Jan 282011

This Week on Bandcamp rounds up our favorite covers to hit the site in the past seven days.

If you’re a music fan and haven’t discovered Bandcamp, you don’t know what you’re missing. Famous musicians like Sufjan Stevens and Amanda Palmer have distributed new albums through the site, sure, but the true beauty lies in the untold number of unsigned artists putting up their work for the world to, hopefully, discover. The site allows artists to price their work as they see fit, which means one thing: free (and legal) music!
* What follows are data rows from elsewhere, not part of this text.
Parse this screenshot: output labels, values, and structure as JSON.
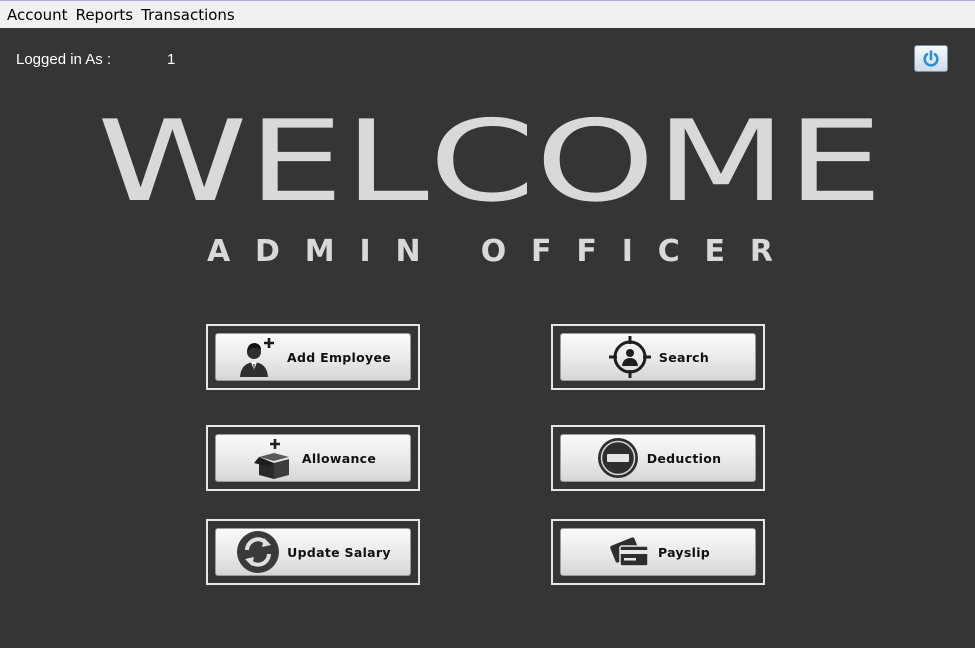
{
  "menu": {
    "items": [
      {
        "label": "Account"
      },
      {
        "label": "Reports"
      },
      {
        "label": "Transactions"
      }
    ]
  },
  "session": {
    "logged_in_label": "Logged in As :",
    "logged_in_value": "1"
  },
  "header": {
    "welcome_text": "WELCOME",
    "subtitle_text": "ADMIN OFFICER"
  },
  "buttons": {
    "add_employee": {
      "label": "Add Employee",
      "icon": "add-user-icon"
    },
    "search": {
      "label": "Search",
      "icon": "target-icon"
    },
    "allowance": {
      "label": "Allowance",
      "icon": "add-box-icon"
    },
    "deduction": {
      "label": "Deduction",
      "icon": "minus-circle-icon"
    },
    "update_salary": {
      "label": "Update Salary",
      "icon": "refresh-icon"
    },
    "payslip": {
      "label": "Payslip",
      "icon": "cards-icon"
    }
  },
  "colors": {
    "background": "#353535",
    "title_text": "#d9d9d9",
    "power_icon": "#2a8fd8"
  }
}
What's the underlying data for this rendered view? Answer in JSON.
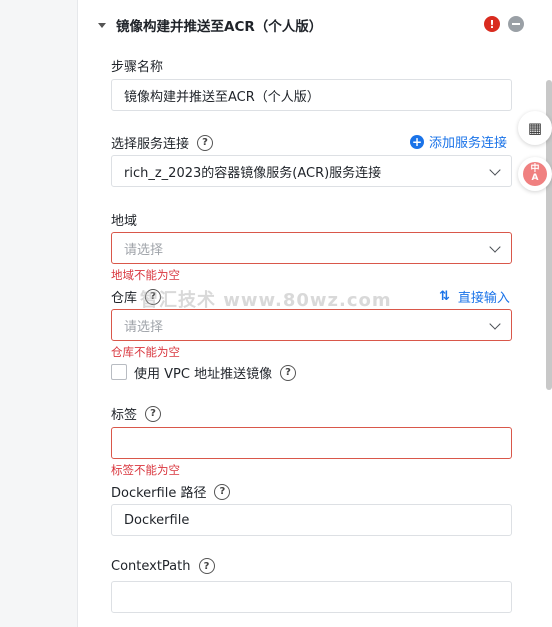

To celebrate that, today we launch a new series. Every week we’ll pore over the newest Bandcamp releases and find our five favorite covers. They’re all under-the-radar gems and they’re all free. This first week, we dug up great covers of Wild Cherry, Sharon Van Etten, David Bowie, MGMT, and Kings of Leon. Check ’em out below and let us know what you think in the comments! Continue reading »

Oct 122010
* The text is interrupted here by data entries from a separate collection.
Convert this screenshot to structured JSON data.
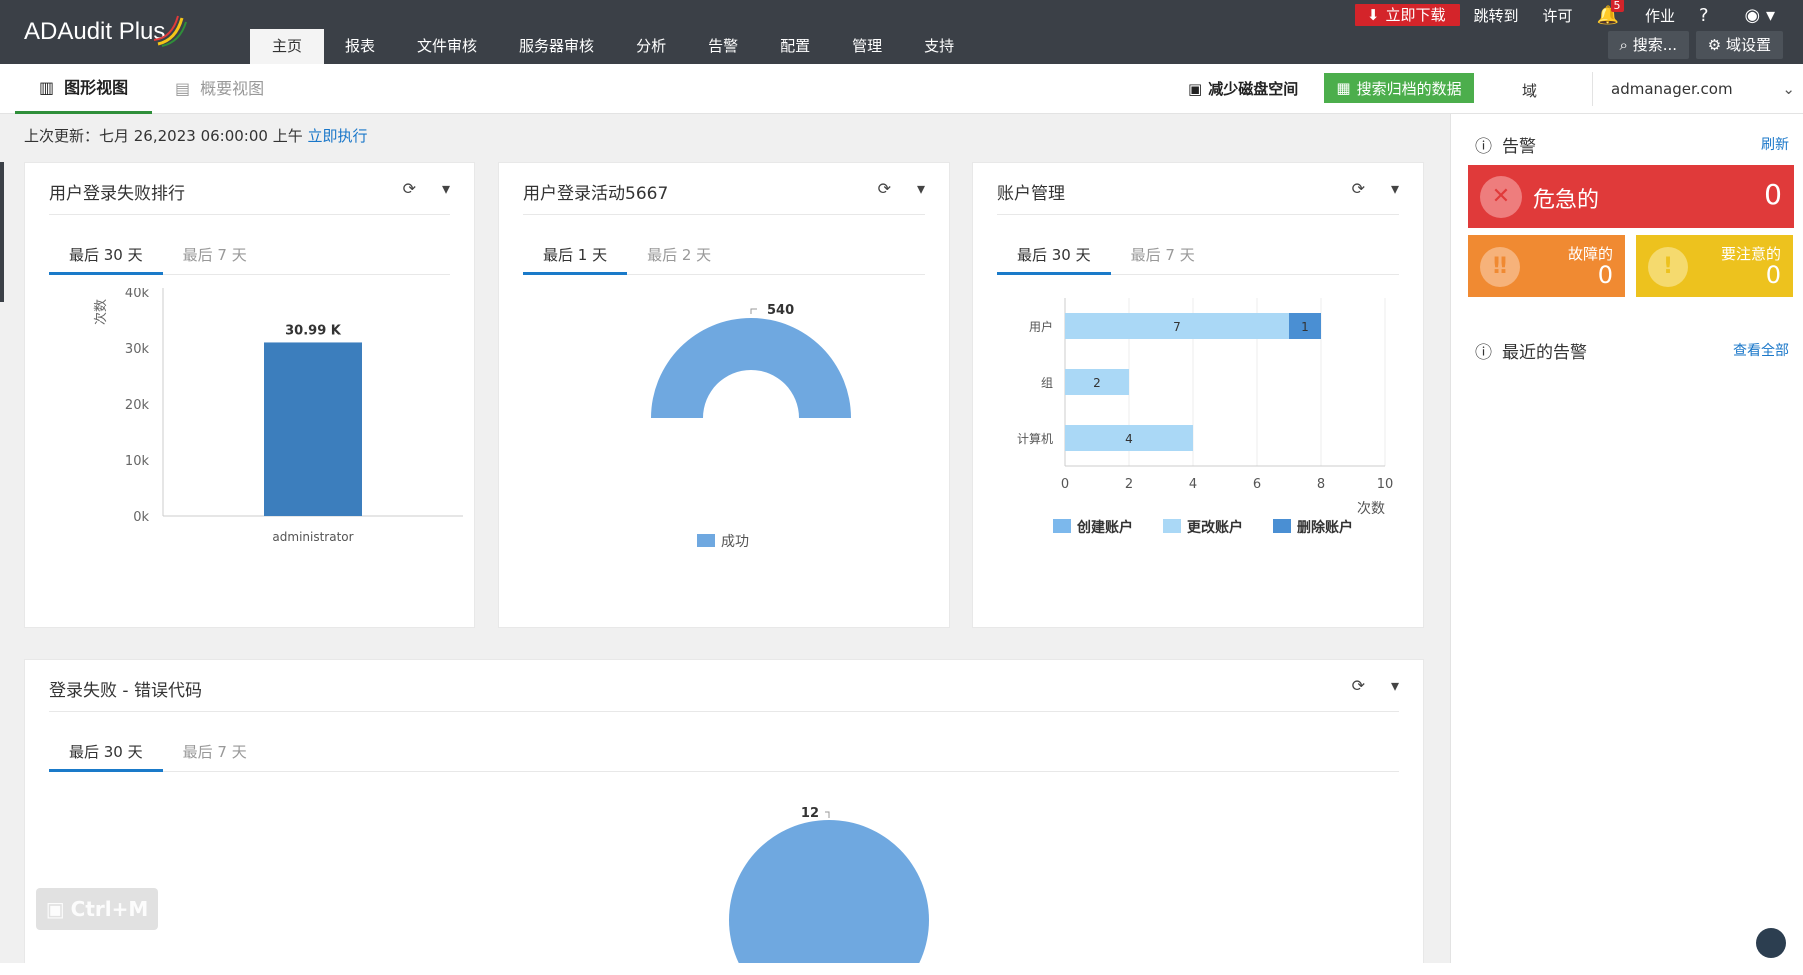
{
  "app": {
    "logo_text": "ADAudit Plus"
  },
  "nav": {
    "items": [
      "主页",
      "报表",
      "文件审核",
      "服务器审核",
      "分析",
      "告警",
      "配置",
      "管理",
      "支持"
    ],
    "active": "主页"
  },
  "topbar": {
    "download_label": "立即下载",
    "jump_label": "跳转到",
    "license_label": "许可",
    "notification_count": "5",
    "jobs_label": "作业",
    "help_label": "?",
    "search_label": "搜索...",
    "domain_settings_label": "域设置"
  },
  "subbar": {
    "graph_view_label": "图形视图",
    "summary_view_label": "概要视图",
    "reduce_disk_label": "减少磁盘空间",
    "search_archive_label": "搜索归档的数据",
    "domain_label": "域",
    "domain_value": "admanager.com"
  },
  "last_update": {
    "label": "上次更新：七月 26,2023 06:00:00 上午",
    "action": "立即执行"
  },
  "widgets": {
    "login_failures": {
      "title": "用户登录失败排行",
      "tabs": [
        "最后 30 天",
        "最后 7 天"
      ],
      "active_tab": "最后 30 天"
    },
    "login_activity": {
      "title": "用户登录活动5667",
      "tabs": [
        "最后 1 天",
        "最后 2 天"
      ],
      "active_tab": "最后 1 天"
    },
    "account_mgmt": {
      "title": "账户管理",
      "tabs": [
        "最后 30 天",
        "最后 7 天"
      ],
      "active_tab": "最后 30 天"
    },
    "error_codes": {
      "title": "登录失败 - 错误代码",
      "tabs": [
        "最后 30 天",
        "最后 7 天"
      ],
      "active_tab": "最后 30 天"
    }
  },
  "chart_data": [
    {
      "type": "bar",
      "categories": [
        "administrator"
      ],
      "values": [
        30990
      ],
      "data_labels": [
        "30.99 K"
      ],
      "ylabel": "次数",
      "ylim": [
        0,
        40000
      ],
      "yticks": [
        "0k",
        "10k",
        "20k",
        "30k",
        "40k"
      ],
      "color": "#3c7ebd"
    },
    {
      "type": "pie",
      "variant": "semi-donut",
      "categories": [
        "成功"
      ],
      "values": [
        540
      ],
      "data_labels": [
        "540"
      ],
      "legend": [
        "成功"
      ],
      "color": "#6fa8e0"
    },
    {
      "type": "bar",
      "orientation": "horizontal",
      "stacked": true,
      "categories": [
        "用户",
        "组",
        "计算机"
      ],
      "series": [
        {
          "name": "创建账户",
          "values": [
            0,
            0,
            0
          ],
          "color": "#7cb8ec"
        },
        {
          "name": "更改账户",
          "values": [
            7,
            2,
            4
          ],
          "color": "#aad8f6"
        },
        {
          "name": "删除账户",
          "values": [
            1,
            0,
            0
          ],
          "color": "#4a8fd3"
        }
      ],
      "xlabel": "次数",
      "xlim": [
        0,
        10
      ],
      "xticks": [
        "0",
        "2",
        "4",
        "6",
        "8",
        "10"
      ],
      "legend": [
        "创建账户",
        "更改账户",
        "删除账户"
      ]
    },
    {
      "type": "pie",
      "categories": [
        ""
      ],
      "values": [
        12
      ],
      "data_labels": [
        "12"
      ],
      "color": "#6fa8e0"
    }
  ],
  "alerts": {
    "title": "告警",
    "refresh_label": "刷新",
    "critical_label": "危急的",
    "critical_count": "0",
    "fault_label": "故障的",
    "fault_count": "0",
    "warning_label": "要注意的",
    "warning_count": "0",
    "recent_title": "最近的告警",
    "view_all_label": "查看全部"
  },
  "overlay": {
    "shortcut_label": "Ctrl+M"
  }
}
Song of the Day posts one cool cover every morning. Catch up on past installments here.

The Traveling Wilburys will be remembered for one thing: their sheer existence. Thing is, no one becomes a Traveling Wilburys fan on the group’s own merit. No, you enter into the Wilburys world through one of the members: Bob Dylan (“Lucky”), George Harrison (“Nelson”), Roy Orbison (“Lefty”), Tom Petty (“Charlie T.”), or – maybe – Jeff Lynne (“Otis”). Perhaps once you get in, you like what you hear. But I’m pretty sure no one discovers the Wilburys independent of its members and later discovers, “Woah, there were a ton of famous people in this band!”
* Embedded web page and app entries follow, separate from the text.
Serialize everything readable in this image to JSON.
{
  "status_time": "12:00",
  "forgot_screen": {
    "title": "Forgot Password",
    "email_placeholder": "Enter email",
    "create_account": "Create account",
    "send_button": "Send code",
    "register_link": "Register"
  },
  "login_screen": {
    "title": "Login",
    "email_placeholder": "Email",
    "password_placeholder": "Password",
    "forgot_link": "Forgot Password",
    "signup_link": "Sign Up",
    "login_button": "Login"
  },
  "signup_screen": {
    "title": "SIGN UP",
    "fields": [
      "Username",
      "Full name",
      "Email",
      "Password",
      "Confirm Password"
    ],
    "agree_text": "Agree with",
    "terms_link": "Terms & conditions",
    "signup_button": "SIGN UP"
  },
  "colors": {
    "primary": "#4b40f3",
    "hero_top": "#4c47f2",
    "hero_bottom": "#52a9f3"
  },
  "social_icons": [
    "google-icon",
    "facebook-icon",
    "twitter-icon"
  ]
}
This isn’t a knock on the group; it’s just a fact. Godawful name aside, they actually had some decent songs. “Tweeter and the Monkey Man,” an overt Springsteen rip-off/homage, features one of Dylan’s best narratives since Desire. “End of the Line” spotlights Orbison beautifully and don’t tell me the ”Wilbury Twist” doesn’t make you crack a smile. The only song that even threatened to make them more than just a bunch of famous names, though, was “Handle with Care.” An impromptu session writing this song for a Harrison B-side inspired the band, so they released it as their first single. It spread singing time as equally among the four leads as anything they recorded. Sweet Lights’ spacey cover slows the tune down to a dreamy meander, with swaths of electronic flutter and the occasional harpsichord strum accompanying the faithfully beautiful harmonies. Continue reading »